PROMPT ▸ Please work out how many lines in the entries contain "Start", then give that number with nothing added.

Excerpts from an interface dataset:
++++++++++++++++++++

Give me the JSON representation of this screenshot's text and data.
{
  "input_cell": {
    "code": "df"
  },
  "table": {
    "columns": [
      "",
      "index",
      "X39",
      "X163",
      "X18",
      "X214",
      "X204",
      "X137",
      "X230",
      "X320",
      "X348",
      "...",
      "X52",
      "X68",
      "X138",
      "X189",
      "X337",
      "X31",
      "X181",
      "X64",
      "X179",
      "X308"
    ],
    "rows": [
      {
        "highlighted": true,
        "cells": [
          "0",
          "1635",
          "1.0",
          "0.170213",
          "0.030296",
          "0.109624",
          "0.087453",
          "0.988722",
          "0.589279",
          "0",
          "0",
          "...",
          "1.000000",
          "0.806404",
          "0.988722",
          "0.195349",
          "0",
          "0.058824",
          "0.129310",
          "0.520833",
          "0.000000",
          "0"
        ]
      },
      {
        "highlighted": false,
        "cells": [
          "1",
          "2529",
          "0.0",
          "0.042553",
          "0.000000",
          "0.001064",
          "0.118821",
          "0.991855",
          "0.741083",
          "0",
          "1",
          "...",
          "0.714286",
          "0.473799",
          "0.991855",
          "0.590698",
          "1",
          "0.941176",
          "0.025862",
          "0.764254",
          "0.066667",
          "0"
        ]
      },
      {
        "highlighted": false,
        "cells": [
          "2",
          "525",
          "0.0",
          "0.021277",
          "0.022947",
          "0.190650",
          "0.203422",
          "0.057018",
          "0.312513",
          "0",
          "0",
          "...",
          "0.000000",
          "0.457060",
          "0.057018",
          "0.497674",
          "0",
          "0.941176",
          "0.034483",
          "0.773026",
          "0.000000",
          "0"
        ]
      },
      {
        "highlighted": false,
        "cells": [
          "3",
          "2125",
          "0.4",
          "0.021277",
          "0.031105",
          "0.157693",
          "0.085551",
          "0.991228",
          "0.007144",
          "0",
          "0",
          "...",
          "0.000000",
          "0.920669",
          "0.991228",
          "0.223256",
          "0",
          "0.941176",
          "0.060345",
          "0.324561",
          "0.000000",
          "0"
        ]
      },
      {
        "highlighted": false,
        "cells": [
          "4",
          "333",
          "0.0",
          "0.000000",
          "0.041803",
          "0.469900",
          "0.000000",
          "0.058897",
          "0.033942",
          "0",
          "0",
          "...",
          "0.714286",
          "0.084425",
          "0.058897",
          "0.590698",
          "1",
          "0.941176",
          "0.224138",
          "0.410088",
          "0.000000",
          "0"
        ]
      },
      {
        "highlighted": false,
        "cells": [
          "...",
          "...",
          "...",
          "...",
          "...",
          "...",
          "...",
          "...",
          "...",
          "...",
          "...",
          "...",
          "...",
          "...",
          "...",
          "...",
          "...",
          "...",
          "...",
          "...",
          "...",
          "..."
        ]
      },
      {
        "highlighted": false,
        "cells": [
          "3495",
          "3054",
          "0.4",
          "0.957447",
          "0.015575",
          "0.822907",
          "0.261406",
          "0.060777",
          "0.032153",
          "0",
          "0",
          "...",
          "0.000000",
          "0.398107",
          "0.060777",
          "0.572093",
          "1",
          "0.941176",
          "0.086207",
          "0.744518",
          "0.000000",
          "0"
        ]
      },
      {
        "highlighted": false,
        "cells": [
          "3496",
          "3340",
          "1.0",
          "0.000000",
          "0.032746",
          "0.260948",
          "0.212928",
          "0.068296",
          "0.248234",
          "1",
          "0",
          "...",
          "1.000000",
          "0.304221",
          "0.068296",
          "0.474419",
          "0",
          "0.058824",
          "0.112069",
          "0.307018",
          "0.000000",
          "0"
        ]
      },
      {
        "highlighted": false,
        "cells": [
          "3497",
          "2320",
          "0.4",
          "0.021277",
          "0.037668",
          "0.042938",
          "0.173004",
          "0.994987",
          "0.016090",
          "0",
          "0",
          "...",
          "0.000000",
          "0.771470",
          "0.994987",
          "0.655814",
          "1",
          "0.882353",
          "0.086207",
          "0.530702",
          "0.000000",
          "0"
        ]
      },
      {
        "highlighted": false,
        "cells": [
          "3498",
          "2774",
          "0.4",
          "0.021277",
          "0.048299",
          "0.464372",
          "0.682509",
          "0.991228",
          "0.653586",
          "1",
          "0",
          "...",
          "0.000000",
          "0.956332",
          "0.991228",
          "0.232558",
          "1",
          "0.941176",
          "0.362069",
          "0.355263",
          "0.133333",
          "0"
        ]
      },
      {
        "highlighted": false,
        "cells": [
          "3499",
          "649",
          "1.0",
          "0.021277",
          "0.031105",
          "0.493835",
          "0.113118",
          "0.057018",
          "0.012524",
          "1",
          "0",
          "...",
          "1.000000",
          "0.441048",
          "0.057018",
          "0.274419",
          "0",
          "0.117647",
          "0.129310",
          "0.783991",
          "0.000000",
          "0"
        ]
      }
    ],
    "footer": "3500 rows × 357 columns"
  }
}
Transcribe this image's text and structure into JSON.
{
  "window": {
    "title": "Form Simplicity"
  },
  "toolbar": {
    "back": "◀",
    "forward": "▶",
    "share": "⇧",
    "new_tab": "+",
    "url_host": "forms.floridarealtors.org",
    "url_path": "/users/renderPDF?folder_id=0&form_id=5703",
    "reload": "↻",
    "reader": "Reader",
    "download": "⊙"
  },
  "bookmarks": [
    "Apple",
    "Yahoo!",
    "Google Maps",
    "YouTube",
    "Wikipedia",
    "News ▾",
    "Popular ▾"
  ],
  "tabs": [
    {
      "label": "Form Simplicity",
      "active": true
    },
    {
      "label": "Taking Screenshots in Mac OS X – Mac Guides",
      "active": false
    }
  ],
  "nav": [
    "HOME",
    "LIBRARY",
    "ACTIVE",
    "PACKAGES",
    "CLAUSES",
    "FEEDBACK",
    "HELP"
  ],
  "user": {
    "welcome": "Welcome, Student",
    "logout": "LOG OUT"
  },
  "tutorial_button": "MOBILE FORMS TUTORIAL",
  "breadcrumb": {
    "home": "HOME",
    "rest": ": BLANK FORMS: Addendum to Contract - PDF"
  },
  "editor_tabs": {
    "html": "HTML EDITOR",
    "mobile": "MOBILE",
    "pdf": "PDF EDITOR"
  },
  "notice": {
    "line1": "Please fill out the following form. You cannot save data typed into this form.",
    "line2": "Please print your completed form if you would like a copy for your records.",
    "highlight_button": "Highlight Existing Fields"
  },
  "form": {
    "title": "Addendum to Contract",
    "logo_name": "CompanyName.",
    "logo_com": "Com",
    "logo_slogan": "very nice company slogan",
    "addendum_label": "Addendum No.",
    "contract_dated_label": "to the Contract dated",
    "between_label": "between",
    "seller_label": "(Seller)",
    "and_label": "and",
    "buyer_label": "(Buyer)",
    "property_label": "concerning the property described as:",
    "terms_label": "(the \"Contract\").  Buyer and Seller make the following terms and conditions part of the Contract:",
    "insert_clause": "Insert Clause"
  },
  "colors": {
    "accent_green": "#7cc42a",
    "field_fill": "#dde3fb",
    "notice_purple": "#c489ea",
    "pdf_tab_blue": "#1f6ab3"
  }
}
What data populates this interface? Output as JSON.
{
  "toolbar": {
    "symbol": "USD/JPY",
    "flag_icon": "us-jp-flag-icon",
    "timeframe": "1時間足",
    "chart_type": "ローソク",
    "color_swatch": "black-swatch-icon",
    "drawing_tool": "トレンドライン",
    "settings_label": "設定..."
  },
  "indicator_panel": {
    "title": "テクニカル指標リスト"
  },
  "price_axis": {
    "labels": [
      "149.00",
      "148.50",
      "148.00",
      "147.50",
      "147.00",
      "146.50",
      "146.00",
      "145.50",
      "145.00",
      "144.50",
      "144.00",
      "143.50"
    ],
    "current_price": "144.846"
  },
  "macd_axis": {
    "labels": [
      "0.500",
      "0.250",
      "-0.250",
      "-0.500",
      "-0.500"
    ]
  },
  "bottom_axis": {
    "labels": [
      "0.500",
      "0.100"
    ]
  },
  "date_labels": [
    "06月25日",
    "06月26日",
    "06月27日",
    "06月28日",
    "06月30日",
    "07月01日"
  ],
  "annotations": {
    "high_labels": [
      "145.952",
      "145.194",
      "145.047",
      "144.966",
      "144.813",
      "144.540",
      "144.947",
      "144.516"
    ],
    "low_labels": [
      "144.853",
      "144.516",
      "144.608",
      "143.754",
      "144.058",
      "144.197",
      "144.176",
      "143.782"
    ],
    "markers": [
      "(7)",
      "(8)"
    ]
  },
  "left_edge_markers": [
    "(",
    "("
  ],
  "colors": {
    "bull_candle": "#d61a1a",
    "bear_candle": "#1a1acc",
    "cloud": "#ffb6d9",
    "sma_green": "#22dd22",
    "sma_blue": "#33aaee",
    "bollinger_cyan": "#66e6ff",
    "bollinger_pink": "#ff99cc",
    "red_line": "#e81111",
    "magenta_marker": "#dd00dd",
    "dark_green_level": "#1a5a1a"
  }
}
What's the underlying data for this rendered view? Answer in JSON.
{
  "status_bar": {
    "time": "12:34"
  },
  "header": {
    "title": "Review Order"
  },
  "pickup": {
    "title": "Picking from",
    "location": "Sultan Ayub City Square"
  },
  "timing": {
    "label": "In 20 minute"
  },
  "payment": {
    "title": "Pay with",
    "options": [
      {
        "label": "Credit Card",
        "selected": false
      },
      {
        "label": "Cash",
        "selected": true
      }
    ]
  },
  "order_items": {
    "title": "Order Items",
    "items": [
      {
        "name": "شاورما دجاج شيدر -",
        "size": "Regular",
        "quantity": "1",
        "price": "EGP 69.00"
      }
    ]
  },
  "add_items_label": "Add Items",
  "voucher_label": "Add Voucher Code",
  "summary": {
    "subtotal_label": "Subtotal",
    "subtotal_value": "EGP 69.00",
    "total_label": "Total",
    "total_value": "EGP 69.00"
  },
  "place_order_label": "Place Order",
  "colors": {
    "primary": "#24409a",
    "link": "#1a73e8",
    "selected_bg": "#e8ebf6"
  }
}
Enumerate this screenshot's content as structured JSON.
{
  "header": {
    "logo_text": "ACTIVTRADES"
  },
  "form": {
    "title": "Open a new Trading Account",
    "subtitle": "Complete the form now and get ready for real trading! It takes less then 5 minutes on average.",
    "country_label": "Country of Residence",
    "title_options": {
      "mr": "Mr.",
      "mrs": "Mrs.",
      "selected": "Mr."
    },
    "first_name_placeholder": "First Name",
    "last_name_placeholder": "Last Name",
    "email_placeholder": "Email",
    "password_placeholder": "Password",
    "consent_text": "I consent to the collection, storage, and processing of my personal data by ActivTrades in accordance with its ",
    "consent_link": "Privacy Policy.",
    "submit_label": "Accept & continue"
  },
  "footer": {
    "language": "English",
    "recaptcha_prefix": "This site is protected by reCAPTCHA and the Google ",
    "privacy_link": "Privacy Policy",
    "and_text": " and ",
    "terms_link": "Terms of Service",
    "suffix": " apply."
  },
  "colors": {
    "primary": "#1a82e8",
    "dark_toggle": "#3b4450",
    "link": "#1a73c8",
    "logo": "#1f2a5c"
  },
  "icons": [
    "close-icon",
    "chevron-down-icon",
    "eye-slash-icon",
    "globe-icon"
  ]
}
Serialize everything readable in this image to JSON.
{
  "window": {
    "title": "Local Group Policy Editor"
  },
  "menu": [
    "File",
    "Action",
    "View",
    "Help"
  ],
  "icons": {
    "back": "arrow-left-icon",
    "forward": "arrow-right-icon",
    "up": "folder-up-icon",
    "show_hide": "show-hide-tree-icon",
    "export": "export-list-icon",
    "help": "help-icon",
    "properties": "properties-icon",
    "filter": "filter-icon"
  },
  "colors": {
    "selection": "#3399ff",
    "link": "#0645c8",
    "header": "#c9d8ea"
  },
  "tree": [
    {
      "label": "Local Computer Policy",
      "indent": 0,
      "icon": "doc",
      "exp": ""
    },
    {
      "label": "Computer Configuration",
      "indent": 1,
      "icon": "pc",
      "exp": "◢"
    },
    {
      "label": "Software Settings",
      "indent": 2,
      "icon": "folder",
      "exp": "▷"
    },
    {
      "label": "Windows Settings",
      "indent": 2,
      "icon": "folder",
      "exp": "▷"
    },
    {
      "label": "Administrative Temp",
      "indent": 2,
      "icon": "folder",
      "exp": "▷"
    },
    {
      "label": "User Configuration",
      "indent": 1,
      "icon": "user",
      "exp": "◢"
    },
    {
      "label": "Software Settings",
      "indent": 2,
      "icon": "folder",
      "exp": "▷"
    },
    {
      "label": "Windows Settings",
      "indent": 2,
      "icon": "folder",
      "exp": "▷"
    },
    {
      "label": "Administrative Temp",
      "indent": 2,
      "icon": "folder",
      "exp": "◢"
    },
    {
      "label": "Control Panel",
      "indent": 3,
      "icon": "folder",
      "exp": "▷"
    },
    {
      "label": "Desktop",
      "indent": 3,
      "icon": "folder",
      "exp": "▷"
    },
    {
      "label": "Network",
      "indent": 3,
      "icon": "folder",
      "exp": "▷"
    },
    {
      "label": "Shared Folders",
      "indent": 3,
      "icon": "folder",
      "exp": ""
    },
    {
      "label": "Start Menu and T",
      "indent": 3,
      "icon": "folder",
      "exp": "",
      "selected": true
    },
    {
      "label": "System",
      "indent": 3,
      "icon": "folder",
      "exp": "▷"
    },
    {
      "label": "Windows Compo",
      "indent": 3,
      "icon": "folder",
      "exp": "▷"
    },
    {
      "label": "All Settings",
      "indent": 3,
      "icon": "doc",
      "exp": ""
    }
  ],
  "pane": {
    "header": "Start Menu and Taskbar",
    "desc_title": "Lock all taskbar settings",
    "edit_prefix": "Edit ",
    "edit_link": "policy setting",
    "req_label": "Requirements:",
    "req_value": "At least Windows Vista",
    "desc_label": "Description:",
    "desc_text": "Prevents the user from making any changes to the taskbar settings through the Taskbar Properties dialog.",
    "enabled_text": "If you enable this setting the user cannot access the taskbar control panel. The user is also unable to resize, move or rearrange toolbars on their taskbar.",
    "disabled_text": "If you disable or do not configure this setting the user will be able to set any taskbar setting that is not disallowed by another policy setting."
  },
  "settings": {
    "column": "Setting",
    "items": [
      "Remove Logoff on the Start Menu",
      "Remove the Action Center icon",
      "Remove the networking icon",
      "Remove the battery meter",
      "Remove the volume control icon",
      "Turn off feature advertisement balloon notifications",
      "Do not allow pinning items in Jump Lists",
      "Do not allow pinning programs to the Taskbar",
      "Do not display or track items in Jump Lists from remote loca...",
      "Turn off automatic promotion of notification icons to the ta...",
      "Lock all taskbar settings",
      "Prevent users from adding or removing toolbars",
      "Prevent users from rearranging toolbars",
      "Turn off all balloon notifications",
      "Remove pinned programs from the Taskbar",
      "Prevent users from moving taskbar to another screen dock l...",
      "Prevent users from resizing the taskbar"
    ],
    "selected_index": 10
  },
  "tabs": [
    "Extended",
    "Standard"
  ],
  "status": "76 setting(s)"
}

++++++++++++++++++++

WRITTEN SOLUTION ▸ 3